Records from a data source
╭──
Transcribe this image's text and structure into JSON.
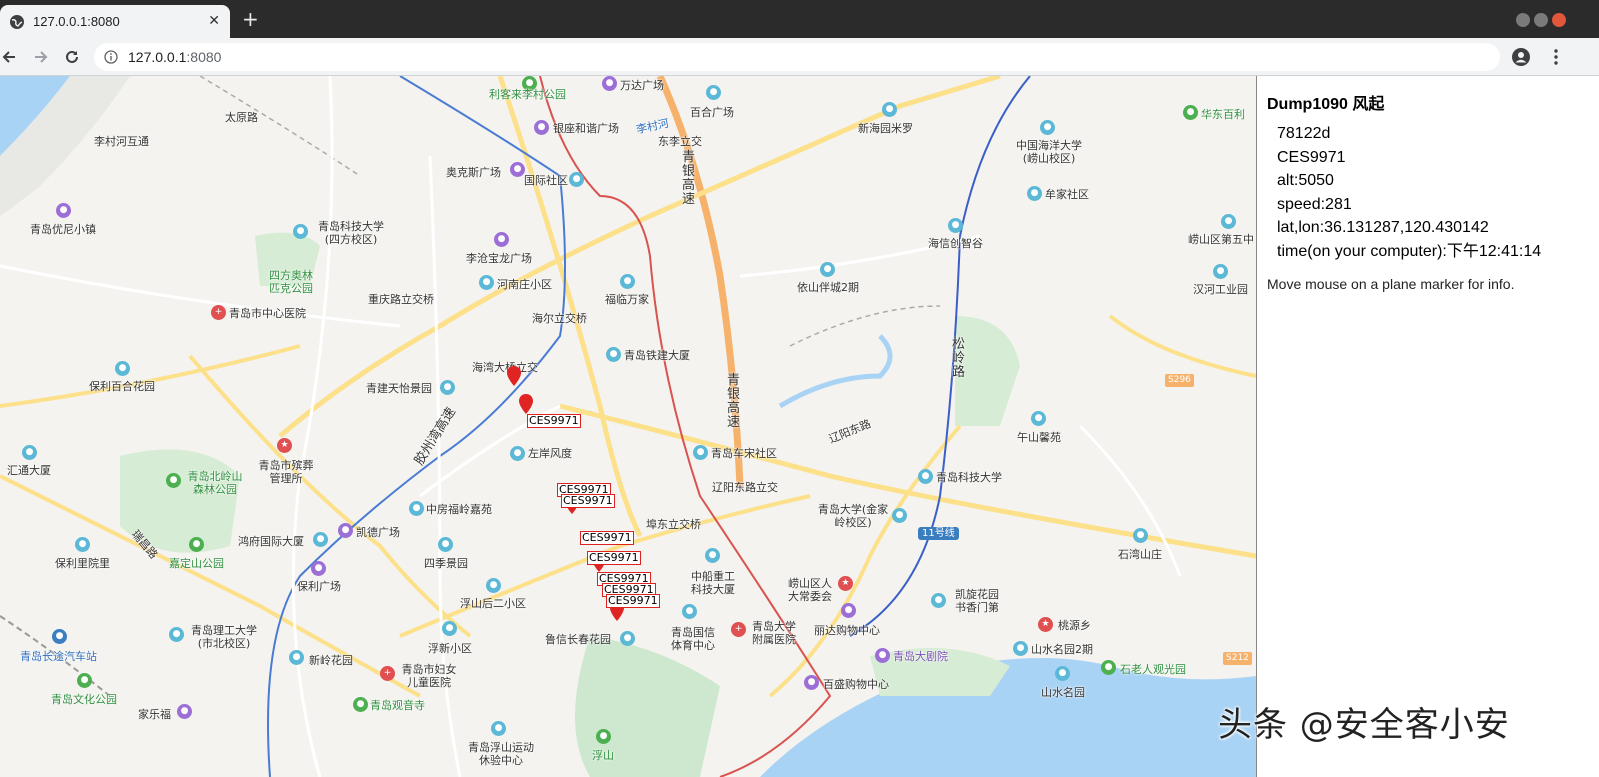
{
  "browser": {
    "tab_title": "127.0.0.1:8080",
    "url_host": "127.0.0.1",
    "url_port": ":8080"
  },
  "map": {
    "roads": [
      "太原路",
      "重庆路立交桥",
      "海尔立交桥",
      "海湾大桥立交",
      "东李立交",
      "青银高速",
      "青银高速",
      "辽阳东路立交",
      "埠东立交桥",
      "辽阳东路",
      "瑞昌路",
      "胶州湾高速",
      "松岭路",
      "11号线"
    ],
    "places": [
      {
        "text": "利客来李村公园",
        "cls": "green"
      },
      {
        "text": "万达广场",
        "cls": ""
      },
      {
        "text": "李村河",
        "cls": "blue"
      },
      {
        "text": "百合广场",
        "cls": ""
      },
      {
        "text": "新海园米罗",
        "cls": ""
      },
      {
        "text": "李村河互通",
        "cls": ""
      },
      {
        "text": "银座和谐广场",
        "cls": ""
      },
      {
        "text": "奥克斯广场",
        "cls": ""
      },
      {
        "text": "国际社区",
        "cls": ""
      },
      {
        "text": "青岛优尼小镇",
        "cls": ""
      },
      {
        "text": "青岛科技大学(四方校区)",
        "cls": ""
      },
      {
        "text": "李沧宝龙广场",
        "cls": ""
      },
      {
        "text": "河南庄小区",
        "cls": ""
      },
      {
        "text": "福临万家",
        "cls": ""
      },
      {
        "text": "四方奥林匹克公园",
        "cls": "green"
      },
      {
        "text": "青岛市中心医院",
        "cls": ""
      },
      {
        "text": "青岛铁建大厦",
        "cls": ""
      },
      {
        "text": "依山伴城2期",
        "cls": ""
      },
      {
        "text": "保利百合花园",
        "cls": ""
      },
      {
        "text": "青建天怡景园",
        "cls": ""
      },
      {
        "text": "青岛市殡葬管理所",
        "cls": ""
      },
      {
        "text": "左岸风度",
        "cls": ""
      },
      {
        "text": "青岛车宋社区",
        "cls": ""
      },
      {
        "text": "汇通大厦",
        "cls": ""
      },
      {
        "text": "青岛北岭山森林公园",
        "cls": "green"
      },
      {
        "text": "中房福岭嘉苑",
        "cls": ""
      },
      {
        "text": "青岛大学(金家岭校区)",
        "cls": ""
      },
      {
        "text": "青岛科技大学",
        "cls": ""
      },
      {
        "text": "鸿府国际大厦",
        "cls": ""
      },
      {
        "text": "凯德广场",
        "cls": ""
      },
      {
        "text": "四季景园",
        "cls": ""
      },
      {
        "text": "保利里院里",
        "cls": ""
      },
      {
        "text": "嘉定山公园",
        "cls": "green"
      },
      {
        "text": "保利广场",
        "cls": ""
      },
      {
        "text": "浮山后二小区",
        "cls": ""
      },
      {
        "text": "中船重工科技大厦",
        "cls": ""
      },
      {
        "text": "崂山区人大常委会",
        "cls": ""
      },
      {
        "text": "青岛理工大学(市北校区)",
        "cls": ""
      },
      {
        "text": "浮新小区",
        "cls": ""
      },
      {
        "text": "鲁信长春花园",
        "cls": ""
      },
      {
        "text": "青岛国信体育中心",
        "cls": ""
      },
      {
        "text": "青岛大学附属医院",
        "cls": ""
      },
      {
        "text": "丽达购物中心",
        "cls": ""
      },
      {
        "text": "凯旋花园书香门第",
        "cls": ""
      },
      {
        "text": "青岛长途汽车站",
        "cls": "blue"
      },
      {
        "text": "新岭花园",
        "cls": ""
      },
      {
        "text": "青岛市妇女儿童医院",
        "cls": ""
      },
      {
        "text": "青岛大剧院",
        "cls": "purple"
      },
      {
        "text": "百盛购物中心",
        "cls": ""
      },
      {
        "text": "山水名园2期",
        "cls": ""
      },
      {
        "text": "石老人观光园",
        "cls": "green"
      },
      {
        "text": "桃源乡",
        "cls": ""
      },
      {
        "text": "青岛文化公园",
        "cls": "green"
      },
      {
        "text": "青岛观音寺",
        "cls": "green"
      },
      {
        "text": "家乐福",
        "cls": ""
      },
      {
        "text": "青岛浮山运动休验中心",
        "cls": ""
      },
      {
        "text": "浮山",
        "cls": "green"
      },
      {
        "text": "山水名园",
        "cls": ""
      },
      {
        "text": "石湾山庄",
        "cls": ""
      },
      {
        "text": "午山馨苑",
        "cls": ""
      },
      {
        "text": "中国海洋大学(崂山校区)",
        "cls": ""
      },
      {
        "text": "华东百利",
        "cls": "green"
      },
      {
        "text": "牟家社区",
        "cls": ""
      },
      {
        "text": "海信创智谷",
        "cls": ""
      },
      {
        "text": "崂山区第五中",
        "cls": ""
      },
      {
        "text": "汉河工业园",
        "cls": ""
      }
    ],
    "plane_labels": [
      "CES9971",
      "CES9971",
      "CES9971",
      "CES9971",
      "CES9971",
      "CES9971",
      "CES9971",
      "CES9971"
    ],
    "route_shields": [
      "S296",
      "S212"
    ]
  },
  "panel": {
    "title": "Dump1090 风起",
    "icao": "78122d",
    "flight": "CES9971",
    "alt": "alt:5050",
    "speed": "speed:281",
    "latlon": "lat,lon:36.131287,120.430142",
    "time": "time(on your computer):下午12:41:14",
    "hint": "Move mouse on a plane marker for info."
  },
  "watermark": "头条 @安全客小安"
}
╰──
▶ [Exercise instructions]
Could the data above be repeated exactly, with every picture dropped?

▶ [Solution for this problem]
Transcribe this image's text and structure into JSON.
{
  "browser": {
    "tab_title": "127.0.0.1:8080",
    "url_host": "127.0.0.1",
    "url_port": ":8080"
  },
  "map": {
    "roads": [
      "太原路",
      "重庆路立交桥",
      "海尔立交桥",
      "海湾大桥立交",
      "东李立交",
      "青银高速",
      "青银高速",
      "辽阳东路立交",
      "埠东立交桥",
      "辽阳东路",
      "瑞昌路",
      "胶州湾高速",
      "松岭路",
      "11号线"
    ],
    "places": [
      {
        "text": "利客来李村公园",
        "cls": "green"
      },
      {
        "text": "万达广场",
        "cls": ""
      },
      {
        "text": "李村河",
        "cls": "blue"
      },
      {
        "text": "百合广场",
        "cls": ""
      },
      {
        "text": "新海园米罗",
        "cls": ""
      },
      {
        "text": "李村河互通",
        "cls": ""
      },
      {
        "text": "银座和谐广场",
        "cls": ""
      },
      {
        "text": "奥克斯广场",
        "cls": ""
      },
      {
        "text": "国际社区",
        "cls": ""
      },
      {
        "text": "青岛优尼小镇",
        "cls": ""
      },
      {
        "text": "青岛科技大学(四方校区)",
        "cls": ""
      },
      {
        "text": "李沧宝龙广场",
        "cls": ""
      },
      {
        "text": "河南庄小区",
        "cls": ""
      },
      {
        "text": "福临万家",
        "cls": ""
      },
      {
        "text": "四方奥林匹克公园",
        "cls": "green"
      },
      {
        "text": "青岛市中心医院",
        "cls": ""
      },
      {
        "text": "青岛铁建大厦",
        "cls": ""
      },
      {
        "text": "依山伴城2期",
        "cls": ""
      },
      {
        "text": "保利百合花园",
        "cls": ""
      },
      {
        "text": "青建天怡景园",
        "cls": ""
      },
      {
        "text": "青岛市殡葬管理所",
        "cls": ""
      },
      {
        "text": "左岸风度",
        "cls": ""
      },
      {
        "text": "青岛车宋社区",
        "cls": ""
      },
      {
        "text": "汇通大厦",
        "cls": ""
      },
      {
        "text": "青岛北岭山森林公园",
        "cls": "green"
      },
      {
        "text": "中房福岭嘉苑",
        "cls": ""
      },
      {
        "text": "青岛大学(金家岭校区)",
        "cls": ""
      },
      {
        "text": "青岛科技大学",
        "cls": ""
      },
      {
        "text": "鸿府国际大厦",
        "cls": ""
      },
      {
        "text": "凯德广场",
        "cls": ""
      },
      {
        "text": "四季景园",
        "cls": ""
      },
      {
        "text": "保利里院里",
        "cls": ""
      },
      {
        "text": "嘉定山公园",
        "cls": "green"
      },
      {
        "text": "保利广场",
        "cls": ""
      },
      {
        "text": "浮山后二小区",
        "cls": ""
      },
      {
        "text": "中船重工科技大厦",
        "cls": ""
      },
      {
        "text": "崂山区人大常委会",
        "cls": ""
      },
      {
        "text": "青岛理工大学(市北校区)",
        "cls": ""
      },
      {
        "text": "浮新小区",
        "cls": ""
      },
      {
        "text": "鲁信长春花园",
        "cls": ""
      },
      {
        "text": "青岛国信体育中心",
        "cls": ""
      },
      {
        "text": "青岛大学附属医院",
        "cls": ""
      },
      {
        "text": "丽达购物中心",
        "cls": ""
      },
      {
        "text": "凯旋花园书香门第",
        "cls": ""
      },
      {
        "text": "青岛长途汽车站",
        "cls": "blue"
      },
      {
        "text": "新岭花园",
        "cls": ""
      },
      {
        "text": "青岛市妇女儿童医院",
        "cls": ""
      },
      {
        "text": "青岛大剧院",
        "cls": "purple"
      },
      {
        "text": "百盛购物中心",
        "cls": ""
      },
      {
        "text": "山水名园2期",
        "cls": ""
      },
      {
        "text": "石老人观光园",
        "cls": "green"
      },
      {
        "text": "桃源乡",
        "cls": ""
      },
      {
        "text": "青岛文化公园",
        "cls": "green"
      },
      {
        "text": "青岛观音寺",
        "cls": "green"
      },
      {
        "text": "家乐福",
        "cls": ""
      },
      {
        "text": "青岛浮山运动休验中心",
        "cls": ""
      },
      {
        "text": "浮山",
        "cls": "green"
      },
      {
        "text": "山水名园",
        "cls": ""
      },
      {
        "text": "石湾山庄",
        "cls": ""
      },
      {
        "text": "午山馨苑",
        "cls": ""
      },
      {
        "text": "中国海洋大学(崂山校区)",
        "cls": ""
      },
      {
        "text": "华东百利",
        "cls": "green"
      },
      {
        "text": "牟家社区",
        "cls": ""
      },
      {
        "text": "海信创智谷",
        "cls": ""
      },
      {
        "text": "崂山区第五中",
        "cls": ""
      },
      {
        "text": "汉河工业园",
        "cls": ""
      }
    ],
    "plane_labels": [
      "CES9971",
      "CES9971",
      "CES9971",
      "CES9971",
      "CES9971",
      "CES9971",
      "CES9971",
      "CES9971"
    ],
    "route_shields": [
      "S296",
      "S212"
    ]
  },
  "panel": {
    "title": "Dump1090 风起",
    "icao": "78122d",
    "flight": "CES9971",
    "alt": "alt:5050",
    "speed": "speed:281",
    "latlon": "lat,lon:36.131287,120.430142",
    "time": "time(on your computer):下午12:41:14",
    "hint": "Move mouse on a plane marker for info."
  },
  "watermark": "头条 @安全客小安"
}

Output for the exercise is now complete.